Albert roams the Armenian countryside in search for the motifs of Transcaucasian petroglyphs that he captures in his ceramics. He restores ancient pieces of art and crafts that hide behind the curtains. He walks in nature, collects and classifies medieval coins, gathers pieces of regional myths and tales, he reads, he listens, he dreams of history and folklore. And to the sound of a music that brings waves from an erased past he re-creates traditional imagery, he transforms wood and clay into mysterious figures that stare at us from the glass cabinet – some things resembling horses, others looking like birds, a collection of secret boxes or a reinterpretation of the amulets that science has obliterated from the farmers present. He makes glass into little jewels hoping to bring colours to those who adorn their necks or homes. Albert is that artisan we were looking for, the one that tells stories over teas of local herbs unknown to us and makes crafts a living thing of the present.
LATER ON, AT THE POST OFFICE …

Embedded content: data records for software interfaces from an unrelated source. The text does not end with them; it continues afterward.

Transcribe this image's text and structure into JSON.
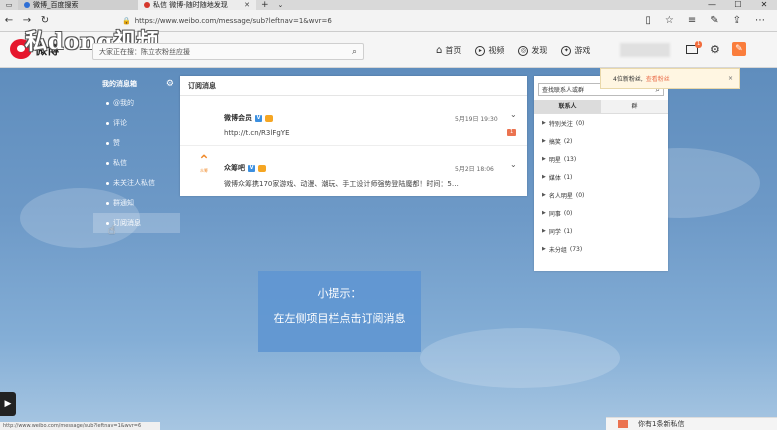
{
  "browser": {
    "tabs": [
      {
        "label": "微博_百度搜索",
        "active": false
      },
      {
        "label": "私信 微博-随时随地发现",
        "active": true
      }
    ],
    "tab_close": "✕",
    "new_tab": "+",
    "tab_dropdown": "⌄",
    "window_controls": [
      "—",
      "☐",
      "✕"
    ],
    "url_prefix": "https://",
    "url": "www.weibo.com/message/sub?leftnav=1&wvr=6"
  },
  "watermark": "私dong视频",
  "weibo": {
    "logo_text": "微博",
    "search_placeholder": "大家正在搜：陈立农粉丝应援",
    "nav": [
      {
        "label": "首页",
        "icon": "home-icon"
      },
      {
        "label": "视频",
        "icon": "video-icon"
      },
      {
        "label": "发现",
        "icon": "discover-icon"
      },
      {
        "label": "游戏",
        "icon": "game-icon"
      }
    ],
    "mail_badge": "1"
  },
  "sidebar": {
    "title": "我的消息箱",
    "items": [
      {
        "label": "@我的"
      },
      {
        "label": "评论"
      },
      {
        "label": "赞"
      },
      {
        "label": "私信"
      },
      {
        "label": "未关注人私信"
      },
      {
        "label": "群通知"
      },
      {
        "label": "订阅消息",
        "active": true
      }
    ]
  },
  "panel": {
    "title": "订阅消息",
    "messages": [
      {
        "name": "微博会员",
        "time": "5月19日 19:30",
        "body": "http://t.cn/R3lFgYE",
        "count": "1"
      },
      {
        "name": "众筹吧",
        "time": "5月2日 18:06",
        "body": "微博众筹携170家游戏、动漫、潮玩、手工设计师强势登陆魔都！时间：5…",
        "logo_label": "众筹"
      }
    ]
  },
  "contacts": {
    "search_placeholder": "查找联系人或群",
    "tabs": [
      "联系人",
      "群"
    ],
    "groups": [
      {
        "label": "特别关注",
        "count": "(0)"
      },
      {
        "label": "搞笑",
        "count": "(2)"
      },
      {
        "label": "明星",
        "count": "(13)"
      },
      {
        "label": "媒体",
        "count": "(1)"
      },
      {
        "label": "名人明星",
        "count": "(0)"
      },
      {
        "label": "同事",
        "count": "(0)"
      },
      {
        "label": "同学",
        "count": "(1)"
      },
      {
        "label": "未分组",
        "count": "(73)"
      }
    ]
  },
  "notification": {
    "text": "4位新粉丝,",
    "link": "查看粉丝",
    "close": "×"
  },
  "tip": {
    "line1": "小提示：",
    "line2": "在左侧项目栏点击订阅消息"
  },
  "private_msg_bar": "你有1条新私信",
  "status_url": "http://www.weibo.com/message/sub?leftnav=1&wvr=6"
}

The helpful lady that carefully opens each of our packed parcels, inspects each of the little items for postal approval and tapes them back for a safe journey, checks one by one the weight and price of each destination and duly informs us that sending some of them to will not only be prohibitively expensive (sending costs exceeding the contents value), but also rather silly, as even the special declaration we need to prepare for each of the letters may not save them from further customs inspection. And unwilling to risk loss or delay, we send just half and continue to carry the rest for miles in our loaded backpacks. We are just a bit sorry that only half of the participants will receive the funny hand-written stamps of the Armenian post – all made one by one by this very same lady – which add to the hand-made nature of this project. The rest will leave from Turkey, where this whole thing started, as we trace back our steps in the journey to cross the mighty lands of eastern Turkey and the cross border territory of Kurdistan.
This post is part of the series Snail Trails – Handmade in Asia – a roving initiative to document, collect and share crafts from the places we pass by and the artisans we meet on our way East. Because there is a life behind the souvenirs and we are curious to see what it looks like. If you also want to know more click here for artisan’s and craft stories.